As the case began to fall apart, with several friends saying they’d seen Tawana at a party during the days when she was allegedly being assaulted, and another witness saying they’d seen her climb into a garbage bag on the site of her discovery, media outrage blew up. There was evidence she’d eaten and brushed her teeth shortly before being found, and the faeces was identified as belonging to her neighbour’s dog. The handwriting on her and angle allegedly matched her own. The final nail in the case was the discovery of burnt fibers under Tawana’s nails, something that could only have happened if she had burnt her clothes herself, not her attackers. Everything pointed, fairly conclusively, to the fact 15 year old Tawana had staged an assault herself and burnt her clothes and written the racial slurs to avoid getting beaten and abused by her father for running away.
The media had a field day. A black girl had lied about being raped and accused white men in the process. This was gasoline on the fire of white supremacist hysteria, with many triumphantly claiming the incident as further proof that racism wasn’t real and black people as lying. Tawana was evil, a destroyer of lives. A malicious, deceptive monster. Thirty or so years on, her name comes up frequently when discussing whether women lie in rape cases. But there is something everyone seems to have forgotten:
Tawana was an abused child growing up in fear of a convicted murderer.
Tawana was a 15 year old. She didn’t kill anyone. She didn’t rape anyone. She didn’t do anything apart from trying to survive, as best she could in a world where she had no control, and no sanctuary, or adult help. She was trying to avoid being beaten, abused, assaulted. She was so desperate she smeared faeces on her body and climbed naked into a garbage bag. She kept up an impossible fairytale just to keep her body safe from his fists, his rage.
We should have protected you, Tawana. We should have recognised what was going on and protected you. But we didn’t. We enjoyed putting a 15 year old girl in a media and criminal circus to make a wider statement on race and the reality of racism, long after it was obvious you were trying to protect yourself.
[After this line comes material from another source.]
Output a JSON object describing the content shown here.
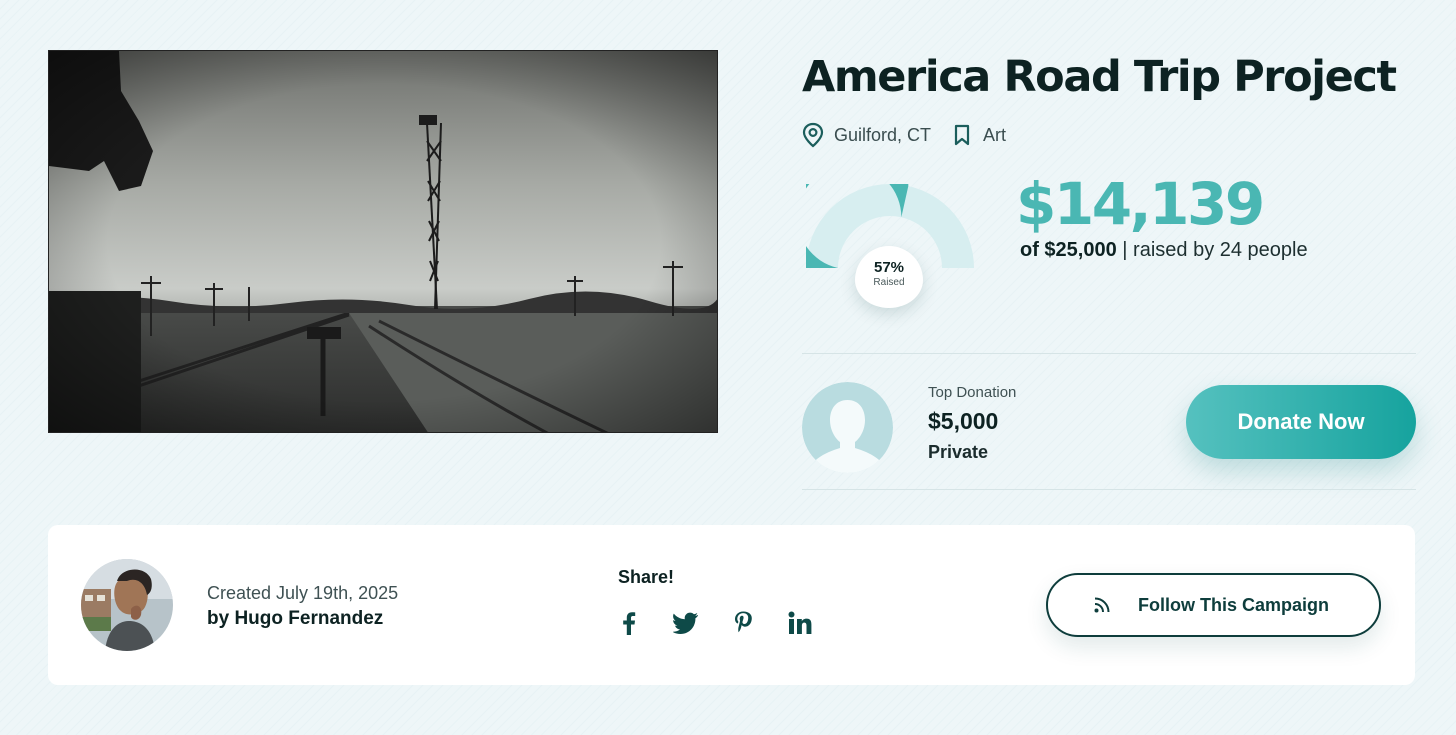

Let’s make her name synonymous with what little girls are prepared to do when they are desperate to save themselves from abuse. Tawana, I am so, so sorry.